++++ RECORDS FOR THE EXERCISE ++++

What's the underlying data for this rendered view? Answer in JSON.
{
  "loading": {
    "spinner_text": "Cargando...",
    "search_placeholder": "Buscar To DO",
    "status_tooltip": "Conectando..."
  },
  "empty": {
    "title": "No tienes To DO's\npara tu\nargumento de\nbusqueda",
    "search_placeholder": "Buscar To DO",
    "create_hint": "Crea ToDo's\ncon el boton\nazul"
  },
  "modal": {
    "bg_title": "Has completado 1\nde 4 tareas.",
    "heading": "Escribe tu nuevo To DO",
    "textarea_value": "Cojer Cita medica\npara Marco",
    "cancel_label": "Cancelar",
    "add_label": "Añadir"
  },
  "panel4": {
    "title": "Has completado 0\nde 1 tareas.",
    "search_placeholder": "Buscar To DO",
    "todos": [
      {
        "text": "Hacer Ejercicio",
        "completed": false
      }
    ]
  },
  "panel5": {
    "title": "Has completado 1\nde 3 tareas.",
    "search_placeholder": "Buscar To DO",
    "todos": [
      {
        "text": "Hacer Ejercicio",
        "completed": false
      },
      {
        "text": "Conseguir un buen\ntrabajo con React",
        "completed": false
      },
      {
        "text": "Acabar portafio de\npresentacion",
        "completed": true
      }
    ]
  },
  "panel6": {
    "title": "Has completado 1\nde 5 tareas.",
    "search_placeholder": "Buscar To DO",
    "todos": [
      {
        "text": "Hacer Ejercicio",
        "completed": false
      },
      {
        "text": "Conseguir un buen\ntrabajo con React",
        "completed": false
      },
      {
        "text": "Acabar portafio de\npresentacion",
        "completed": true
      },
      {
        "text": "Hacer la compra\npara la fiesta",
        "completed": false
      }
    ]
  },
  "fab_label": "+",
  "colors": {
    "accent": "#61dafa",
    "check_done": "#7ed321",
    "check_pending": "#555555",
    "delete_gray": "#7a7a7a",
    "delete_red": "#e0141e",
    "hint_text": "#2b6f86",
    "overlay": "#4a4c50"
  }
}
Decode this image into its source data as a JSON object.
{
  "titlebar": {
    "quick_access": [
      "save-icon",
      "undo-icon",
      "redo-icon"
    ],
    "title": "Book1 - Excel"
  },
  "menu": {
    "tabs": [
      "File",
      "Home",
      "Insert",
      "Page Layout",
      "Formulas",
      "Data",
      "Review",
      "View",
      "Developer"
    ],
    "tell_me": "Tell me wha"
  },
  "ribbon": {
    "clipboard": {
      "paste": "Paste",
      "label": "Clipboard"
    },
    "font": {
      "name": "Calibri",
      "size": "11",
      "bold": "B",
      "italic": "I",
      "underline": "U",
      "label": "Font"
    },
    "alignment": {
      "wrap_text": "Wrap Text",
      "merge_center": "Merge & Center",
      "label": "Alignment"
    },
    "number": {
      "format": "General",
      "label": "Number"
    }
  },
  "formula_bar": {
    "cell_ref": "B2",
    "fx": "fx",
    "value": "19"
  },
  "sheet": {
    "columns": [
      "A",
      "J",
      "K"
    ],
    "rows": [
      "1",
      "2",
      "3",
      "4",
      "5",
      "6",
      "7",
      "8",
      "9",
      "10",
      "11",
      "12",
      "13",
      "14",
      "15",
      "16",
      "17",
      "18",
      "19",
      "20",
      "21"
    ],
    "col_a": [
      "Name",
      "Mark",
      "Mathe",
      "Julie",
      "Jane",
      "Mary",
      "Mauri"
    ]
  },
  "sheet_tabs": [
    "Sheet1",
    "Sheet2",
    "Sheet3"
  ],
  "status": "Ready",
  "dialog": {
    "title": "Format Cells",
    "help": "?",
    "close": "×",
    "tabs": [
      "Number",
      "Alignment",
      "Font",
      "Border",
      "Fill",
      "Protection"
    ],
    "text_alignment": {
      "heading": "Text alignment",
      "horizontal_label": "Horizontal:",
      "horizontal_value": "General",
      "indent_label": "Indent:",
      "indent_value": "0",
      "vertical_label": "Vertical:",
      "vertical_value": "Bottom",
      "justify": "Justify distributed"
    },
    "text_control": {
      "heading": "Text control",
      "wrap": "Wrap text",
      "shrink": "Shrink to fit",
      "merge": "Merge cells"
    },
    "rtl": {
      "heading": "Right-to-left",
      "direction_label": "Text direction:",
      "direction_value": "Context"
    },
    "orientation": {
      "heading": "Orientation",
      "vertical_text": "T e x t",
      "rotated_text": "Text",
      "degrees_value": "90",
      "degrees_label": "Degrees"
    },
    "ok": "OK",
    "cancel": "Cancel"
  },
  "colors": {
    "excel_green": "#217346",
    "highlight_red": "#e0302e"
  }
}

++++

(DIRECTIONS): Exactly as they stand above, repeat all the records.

(SOLVED EXERCISE):
What's the underlying data for this rendered view? Answer in JSON.
{
  "loading": {
    "spinner_text": "Cargando...",
    "search_placeholder": "Buscar To DO",
    "status_tooltip": "Conectando..."
  },
  "empty": {
    "title": "No tienes To DO's\npara tu\nargumento de\nbusqueda",
    "search_placeholder": "Buscar To DO",
    "create_hint": "Crea ToDo's\ncon el boton\nazul"
  },
  "modal": {
    "bg_title": "Has completado 1\nde 4 tareas.",
    "heading": "Escribe tu nuevo To DO",
    "textarea_value": "Cojer Cita medica\npara Marco",
    "cancel_label": "Cancelar",
    "add_label": "Añadir"
  },
  "panel4": {
    "title": "Has completado 0\nde 1 tareas.",
    "search_placeholder": "Buscar To DO",
    "todos": [
      {
        "text": "Hacer Ejercicio",
        "completed": false
      }
    ]
  },
  "panel5": {
    "title": "Has completado 1\nde 3 tareas.",
    "search_placeholder": "Buscar To DO",
    "todos": [
      {
        "text": "Hacer Ejercicio",
        "completed": false
      },
      {
        "text": "Conseguir un buen\ntrabajo con React",
        "completed": false
      },
      {
        "text": "Acabar portafio de\npresentacion",
        "completed": true
      }
    ]
  },
  "panel6": {
    "title": "Has completado 1\nde 5 tareas.",
    "search_placeholder": "Buscar To DO",
    "todos": [
      {
        "text": "Hacer Ejercicio",
        "completed": false
      },
      {
        "text": "Conseguir un buen\ntrabajo con React",
        "completed": false
      },
      {
        "text": "Acabar portafio de\npresentacion",
        "completed": true
      },
      {
        "text": "Hacer la compra\npara la fiesta",
        "completed": false
      }
    ]
  },
  "fab_label": "+",
  "colors": {
    "accent": "#61dafa",
    "check_done": "#7ed321",
    "check_pending": "#555555",
    "delete_gray": "#7a7a7a",
    "delete_red": "#e0141e",
    "hint_text": "#2b6f86",
    "overlay": "#4a4c50"
  }
}
Decode this image into its source data as a JSON object.
{
  "titlebar": {
    "quick_access": [
      "save-icon",
      "undo-icon",
      "redo-icon"
    ],
    "title": "Book1 - Excel"
  },
  "menu": {
    "tabs": [
      "File",
      "Home",
      "Insert",
      "Page Layout",
      "Formulas",
      "Data",
      "Review",
      "View",
      "Developer"
    ],
    "tell_me": "Tell me wha"
  },
  "ribbon": {
    "clipboard": {
      "paste": "Paste",
      "label": "Clipboard"
    },
    "font": {
      "name": "Calibri",
      "size": "11",
      "bold": "B",
      "italic": "I",
      "underline": "U",
      "label": "Font"
    },
    "alignment": {
      "wrap_text": "Wrap Text",
      "merge_center": "Merge & Center",
      "label": "Alignment"
    },
    "number": {
      "format": "General",
      "label": "Number"
    }
  },
  "formula_bar": {
    "cell_ref": "B2",
    "fx": "fx",
    "value": "19"
  },
  "sheet": {
    "columns": [
      "A",
      "J",
      "K"
    ],
    "rows": [
      "1",
      "2",
      "3",
      "4",
      "5",
      "6",
      "7",
      "8",
      "9",
      "10",
      "11",
      "12",
      "13",
      "14",
      "15",
      "16",
      "17",
      "18",
      "19",
      "20",
      "21"
    ],
    "col_a": [
      "Name",
      "Mark",
      "Mathe",
      "Julie",
      "Jane",
      "Mary",
      "Mauri"
    ]
  },
  "sheet_tabs": [
    "Sheet1",
    "Sheet2",
    "Sheet3"
  ],
  "status": "Ready",
  "dialog": {
    "title": "Format Cells",
    "help": "?",
    "close": "×",
    "tabs": [
      "Number",
      "Alignment",
      "Font",
      "Border",
      "Fill",
      "Protection"
    ],
    "text_alignment": {
      "heading": "Text alignment",
      "horizontal_label": "Horizontal:",
      "horizontal_value": "General",
      "indent_label": "Indent:",
      "indent_value": "0",
      "vertical_label": "Vertical:",
      "vertical_value": "Bottom",
      "justify": "Justify distributed"
    },
    "text_control": {
      "heading": "Text control",
      "wrap": "Wrap text",
      "shrink": "Shrink to fit",
      "merge": "Merge cells"
    },
    "rtl": {
      "heading": "Right-to-left",
      "direction_label": "Text direction:",
      "direction_value": "Context"
    },
    "orientation": {
      "heading": "Orientation",
      "vertical_text": "T e x t",
      "rotated_text": "Text",
      "degrees_value": "90",
      "degrees_label": "Degrees"
    },
    "ok": "OK",
    "cancel": "Cancel"
  },
  "colors": {
    "excel_green": "#217346",
    "highlight_red": "#e0302e"
  }
}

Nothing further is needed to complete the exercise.